HDMI connectors provide a single pin for use by the Consumer Electronics
Control protocol. This protocol allows different devices connected by an
HDMI cable to communicate. The protocol for CEC version 1.4 is defined
in supplements 1 (CEC) and 2 (HEAC or HDMI Ethernet and Audio Return
Channel) of the HDMI 1.4a (:ref:`hdmi`) specification and the
extensions added to CEC version 2.0 are defined in chapter 11 of the
HDMI 2.0 (:ref:`hdmi2`) specification.
The bitrate is very slow (effectively no more than 36 bytes per second)
and is based on the ancient protocol used in old SCART
connectors. The protocol closely resembles a crazy Rube Goldberg
contraption and is an unholy mix of low and high level messages.
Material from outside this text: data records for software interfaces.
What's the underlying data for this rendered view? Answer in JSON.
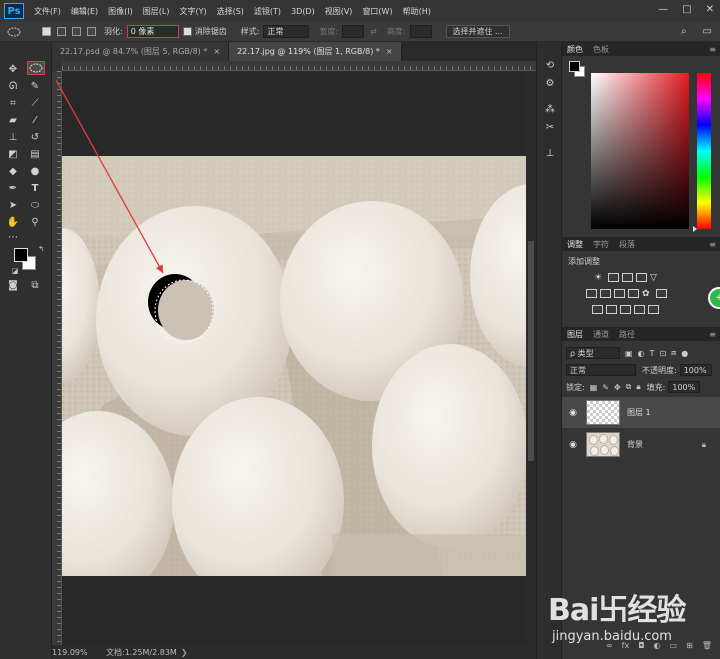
{
  "app": {
    "logo": "Ps"
  },
  "menu": [
    "文件(F)",
    "编辑(E)",
    "图像(I)",
    "图层(L)",
    "文字(Y)",
    "选择(S)",
    "滤镜(T)",
    "3D(D)",
    "视图(V)",
    "窗口(W)",
    "帮助(H)"
  ],
  "window_controls": {
    "minimize": "—",
    "maximize": "□",
    "close": "✕"
  },
  "options": {
    "feather_label": "羽化:",
    "feather_value": "0 像素",
    "antialias_label": "消除锯齿",
    "style_label": "样式:",
    "style_value": "正常",
    "width_label": "宽度:",
    "height_label": "高度:",
    "select_mask_label": "选择并遮住 ..."
  },
  "tabs": [
    {
      "label": "22.17.psd @ 84.7% (图层 5, RGB/8) *",
      "close": "×"
    },
    {
      "label": "22.17.jpg @ 119% (图层 1, RGB/8) *",
      "close": "×"
    }
  ],
  "status": {
    "zoom": "119.09%",
    "doc": "文档:1.25M/2.83M",
    "arrow": "❯"
  },
  "panels": {
    "color_tabs": [
      "颜色",
      "色板"
    ],
    "adjust_tabs": [
      "调整",
      "字符",
      "段落"
    ],
    "adjust_add": "添加调整",
    "layers_tabs": [
      "图层",
      "通道",
      "路径"
    ],
    "filter_kind": "ρ 类型",
    "blend_mode": "正常",
    "opacity_label": "不透明度:",
    "opacity_value": "100%",
    "lock_label": "锁定:",
    "fill_label": "填充:",
    "fill_value": "100%",
    "menu_glyph": "≡"
  },
  "layers": [
    {
      "name": "图层 1",
      "selected": true,
      "thumb": "transparent"
    },
    {
      "name": "背景",
      "selected": false,
      "thumb": "eggs",
      "locked": true
    }
  ],
  "badge": {
    "text": "+"
  },
  "watermark": {
    "logo": "Bai卐经验",
    "url": "jingyan.baidu.com"
  },
  "colors": {
    "accent_red": "#e04040",
    "fg": "#000000",
    "bg": "#ffffff",
    "badge": "#2eb84b"
  }
}
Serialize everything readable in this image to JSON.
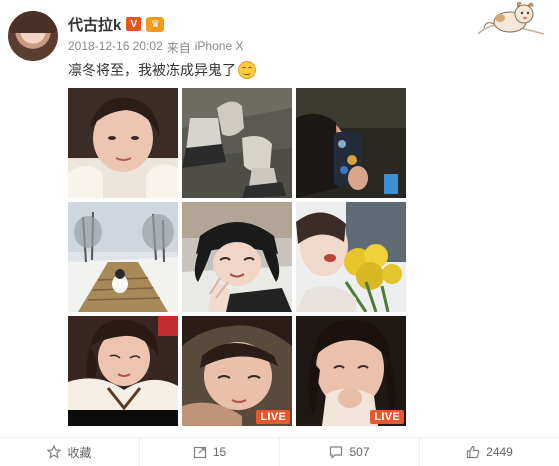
{
  "post": {
    "username": "代古拉k",
    "vip_badge": "V",
    "member_badge": "♛",
    "timestamp": "2018-12-16 20:02",
    "source_prefix": "来自",
    "source_device": "iPhone X",
    "text": "凛冬将至，我被冻成异鬼了",
    "emoji": "grin-emoji"
  },
  "photos": [
    {
      "id": "photo-1",
      "live": false
    },
    {
      "id": "photo-2",
      "live": false
    },
    {
      "id": "photo-3",
      "live": false
    },
    {
      "id": "photo-4",
      "live": false
    },
    {
      "id": "photo-5",
      "live": false
    },
    {
      "id": "photo-6",
      "live": false
    },
    {
      "id": "photo-7",
      "live": false
    },
    {
      "id": "photo-8",
      "live": true
    },
    {
      "id": "photo-9",
      "live": true
    }
  ],
  "live_label": "LIVE",
  "actions": {
    "favorite": {
      "icon": "star-icon",
      "label": "收藏"
    },
    "repost": {
      "icon": "repost-icon",
      "count": "15"
    },
    "comment": {
      "icon": "comment-icon",
      "count": "507"
    },
    "like": {
      "icon": "thumbs-up-icon",
      "count": "2449"
    }
  },
  "colors": {
    "accent": "#e9572c",
    "text": "#333333",
    "meta": "#8a8a8a",
    "vip": "#e8541e"
  }
}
Some
messages, especially those part of the HEAC protocol layered on top of
CEC, need to be handled by the kernel, others can be handled either by
the kernel or by userspace.
In addition, CEC can be implemented in HDMI receivers, transmitters and
in USB devices that have an HDMI input and an HDMI output and that
control just the CEC pin.
Drivers that support CEC will create a CEC device node (/dev/cecX) to
give userspace access to the CEC adapter. The
:ref:`CEC_ADAP_G_CAPS` ioctl will tell userspace what it is allowed to do.
In order to check the support and test it, it is suggested to download
the `v4l-utils <>`_ package. It
provides three tools to handle CEC:
- cec-ctl: the Swiss army knife of CEC. Allows you to configure, transmit
and monitor CEC messages.
- cec-compliance: does a CEC compliance test of a remote CEC device to
determine how compliant the CEC implementation is.
- cec-follower: emulates a CEC follower.